> [Problem to work on]:
Please output all of the entries exactly and omit any images they hold.

> [Provided data]:
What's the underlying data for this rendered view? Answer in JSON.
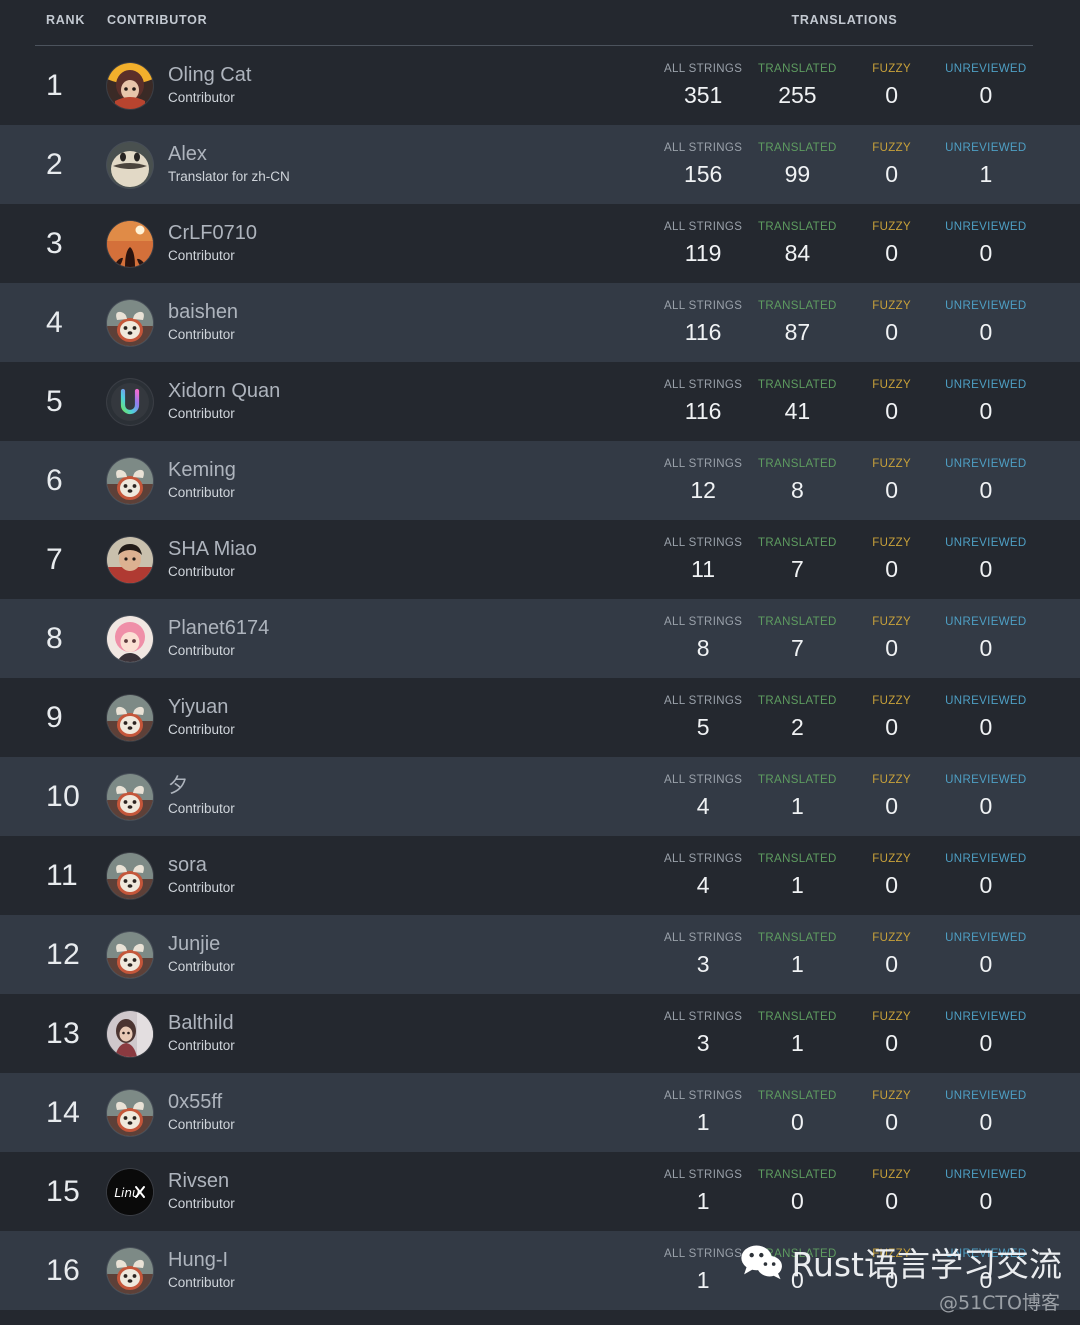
{
  "header": {
    "rank_label": "RANK",
    "contributor_label": "CONTRIBUTOR",
    "translations_label": "TRANSLATIONS"
  },
  "stat_labels": {
    "all_strings": "ALL STRINGS",
    "translated": "TRANSLATED",
    "fuzzy": "FUZZY",
    "unreviewed": "UNREVIEWED"
  },
  "colors": {
    "page_background": "#24282f",
    "row_alt_background": "#333a45",
    "all_strings": "#9aa1aa",
    "translated": "#5e9c60",
    "fuzzy": "#c8a13a",
    "unreviewed": "#4e9fc4",
    "rule": "#4c535d"
  },
  "rows": [
    {
      "rank": "1",
      "name": "Oling Cat",
      "role": "Contributor",
      "all_strings": "351",
      "translated": "255",
      "fuzzy": "0",
      "unreviewed": "0",
      "avatar": "anime-girl-orange-avatar"
    },
    {
      "rank": "2",
      "name": "Alex",
      "role": "Translator for zh-CN",
      "all_strings": "156",
      "translated": "99",
      "fuzzy": "0",
      "unreviewed": "1",
      "avatar": "beige-creature-avatar"
    },
    {
      "rank": "3",
      "name": "CrLF0710",
      "role": "Contributor",
      "all_strings": "119",
      "translated": "84",
      "fuzzy": "0",
      "unreviewed": "0",
      "avatar": "orange-silhouette-avatar"
    },
    {
      "rank": "4",
      "name": "baishen",
      "role": "Contributor",
      "all_strings": "116",
      "translated": "87",
      "fuzzy": "0",
      "unreviewed": "0",
      "avatar": "red-panda-avatar"
    },
    {
      "rank": "5",
      "name": "Xidorn Quan",
      "role": "Contributor",
      "all_strings": "116",
      "translated": "41",
      "fuzzy": "0",
      "unreviewed": "0",
      "avatar": "gradient-u-logo-avatar"
    },
    {
      "rank": "6",
      "name": "Keming",
      "role": "Contributor",
      "all_strings": "12",
      "translated": "8",
      "fuzzy": "0",
      "unreviewed": "0",
      "avatar": "red-panda-avatar"
    },
    {
      "rank": "7",
      "name": "SHA Miao",
      "role": "Contributor",
      "all_strings": "11",
      "translated": "7",
      "fuzzy": "0",
      "unreviewed": "0",
      "avatar": "person-photo-avatar"
    },
    {
      "rank": "8",
      "name": "Planet6174",
      "role": "Contributor",
      "all_strings": "8",
      "translated": "7",
      "fuzzy": "0",
      "unreviewed": "0",
      "avatar": "pink-anime-avatar"
    },
    {
      "rank": "9",
      "name": "Yiyuan",
      "role": "Contributor",
      "all_strings": "5",
      "translated": "2",
      "fuzzy": "0",
      "unreviewed": "0",
      "avatar": "red-panda-avatar"
    },
    {
      "rank": "10",
      "name": "夕",
      "role": "Contributor",
      "all_strings": "4",
      "translated": "1",
      "fuzzy": "0",
      "unreviewed": "0",
      "avatar": "red-panda-avatar"
    },
    {
      "rank": "11",
      "name": "sora",
      "role": "Contributor",
      "all_strings": "4",
      "translated": "1",
      "fuzzy": "0",
      "unreviewed": "0",
      "avatar": "red-panda-avatar"
    },
    {
      "rank": "12",
      "name": "Junjie",
      "role": "Contributor",
      "all_strings": "3",
      "translated": "1",
      "fuzzy": "0",
      "unreviewed": "0",
      "avatar": "red-panda-avatar"
    },
    {
      "rank": "13",
      "name": "Balthild",
      "role": "Contributor",
      "all_strings": "3",
      "translated": "1",
      "fuzzy": "0",
      "unreviewed": "0",
      "avatar": "anime-photo-avatar"
    },
    {
      "rank": "14",
      "name": "0x55ff",
      "role": "Contributor",
      "all_strings": "1",
      "translated": "0",
      "fuzzy": "0",
      "unreviewed": "0",
      "avatar": "red-panda-avatar"
    },
    {
      "rank": "15",
      "name": "Rivsen",
      "role": "Contributor",
      "all_strings": "1",
      "translated": "0",
      "fuzzy": "0",
      "unreviewed": "0",
      "avatar": "linux-logo-avatar"
    },
    {
      "rank": "16",
      "name": "Hung-I",
      "role": "Contributor",
      "all_strings": "1",
      "translated": "0",
      "fuzzy": "0",
      "unreviewed": "0",
      "avatar": "red-panda-avatar"
    }
  ],
  "watermark": {
    "title": "Rust语言学习交流",
    "subtitle": "@51CTO博客",
    "icon": "wechat-icon"
  }
}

> [Exercise result]:
What's the underlying data for this rendered view? Answer in JSON.
{
  "header": {
    "rank_label": "RANK",
    "contributor_label": "CONTRIBUTOR",
    "translations_label": "TRANSLATIONS"
  },
  "stat_labels": {
    "all_strings": "ALL STRINGS",
    "translated": "TRANSLATED",
    "fuzzy": "FUZZY",
    "unreviewed": "UNREVIEWED"
  },
  "colors": {
    "page_background": "#24282f",
    "row_alt_background": "#333a45",
    "all_strings": "#9aa1aa",
    "translated": "#5e9c60",
    "fuzzy": "#c8a13a",
    "unreviewed": "#4e9fc4",
    "rule": "#4c535d"
  },
  "rows": [
    {
      "rank": "1",
      "name": "Oling Cat",
      "role": "Contributor",
      "all_strings": "351",
      "translated": "255",
      "fuzzy": "0",
      "unreviewed": "0",
      "avatar": "anime-girl-orange-avatar"
    },
    {
      "rank": "2",
      "name": "Alex",
      "role": "Translator for zh-CN",
      "all_strings": "156",
      "translated": "99",
      "fuzzy": "0",
      "unreviewed": "1",
      "avatar": "beige-creature-avatar"
    },
    {
      "rank": "3",
      "name": "CrLF0710",
      "role": "Contributor",
      "all_strings": "119",
      "translated": "84",
      "fuzzy": "0",
      "unreviewed": "0",
      "avatar": "orange-silhouette-avatar"
    },
    {
      "rank": "4",
      "name": "baishen",
      "role": "Contributor",
      "all_strings": "116",
      "translated": "87",
      "fuzzy": "0",
      "unreviewed": "0",
      "avatar": "red-panda-avatar"
    },
    {
      "rank": "5",
      "name": "Xidorn Quan",
      "role": "Contributor",
      "all_strings": "116",
      "translated": "41",
      "fuzzy": "0",
      "unreviewed": "0",
      "avatar": "gradient-u-logo-avatar"
    },
    {
      "rank": "6",
      "name": "Keming",
      "role": "Contributor",
      "all_strings": "12",
      "translated": "8",
      "fuzzy": "0",
      "unreviewed": "0",
      "avatar": "red-panda-avatar"
    },
    {
      "rank": "7",
      "name": "SHA Miao",
      "role": "Contributor",
      "all_strings": "11",
      "translated": "7",
      "fuzzy": "0",
      "unreviewed": "0",
      "avatar": "person-photo-avatar"
    },
    {
      "rank": "8",
      "name": "Planet6174",
      "role": "Contributor",
      "all_strings": "8",
      "translated": "7",
      "fuzzy": "0",
      "unreviewed": "0",
      "avatar": "pink-anime-avatar"
    },
    {
      "rank": "9",
      "name": "Yiyuan",
      "role": "Contributor",
      "all_strings": "5",
      "translated": "2",
      "fuzzy": "0",
      "unreviewed": "0",
      "avatar": "red-panda-avatar"
    },
    {
      "rank": "10",
      "name": "夕",
      "role": "Contributor",
      "all_strings": "4",
      "translated": "1",
      "fuzzy": "0",
      "unreviewed": "0",
      "avatar": "red-panda-avatar"
    },
    {
      "rank": "11",
      "name": "sora",
      "role": "Contributor",
      "all_strings": "4",
      "translated": "1",
      "fuzzy": "0",
      "unreviewed": "0",
      "avatar": "red-panda-avatar"
    },
    {
      "rank": "12",
      "name": "Junjie",
      "role": "Contributor",
      "all_strings": "3",
      "translated": "1",
      "fuzzy": "0",
      "unreviewed": "0",
      "avatar": "red-panda-avatar"
    },
    {
      "rank": "13",
      "name": "Balthild",
      "role": "Contributor",
      "all_strings": "3",
      "translated": "1",
      "fuzzy": "0",
      "unreviewed": "0",
      "avatar": "anime-photo-avatar"
    },
    {
      "rank": "14",
      "name": "0x55ff",
      "role": "Contributor",
      "all_strings": "1",
      "translated": "0",
      "fuzzy": "0",
      "unreviewed": "0",
      "avatar": "red-panda-avatar"
    },
    {
      "rank": "15",
      "name": "Rivsen",
      "role": "Contributor",
      "all_strings": "1",
      "translated": "0",
      "fuzzy": "0",
      "unreviewed": "0",
      "avatar": "linux-logo-avatar"
    },
    {
      "rank": "16",
      "name": "Hung-I",
      "role": "Contributor",
      "all_strings": "1",
      "translated": "0",
      "fuzzy": "0",
      "unreviewed": "0",
      "avatar": "red-panda-avatar"
    }
  ],
  "watermark": {
    "title": "Rust语言学习交流",
    "subtitle": "@51CTO博客",
    "icon": "wechat-icon"
  }
}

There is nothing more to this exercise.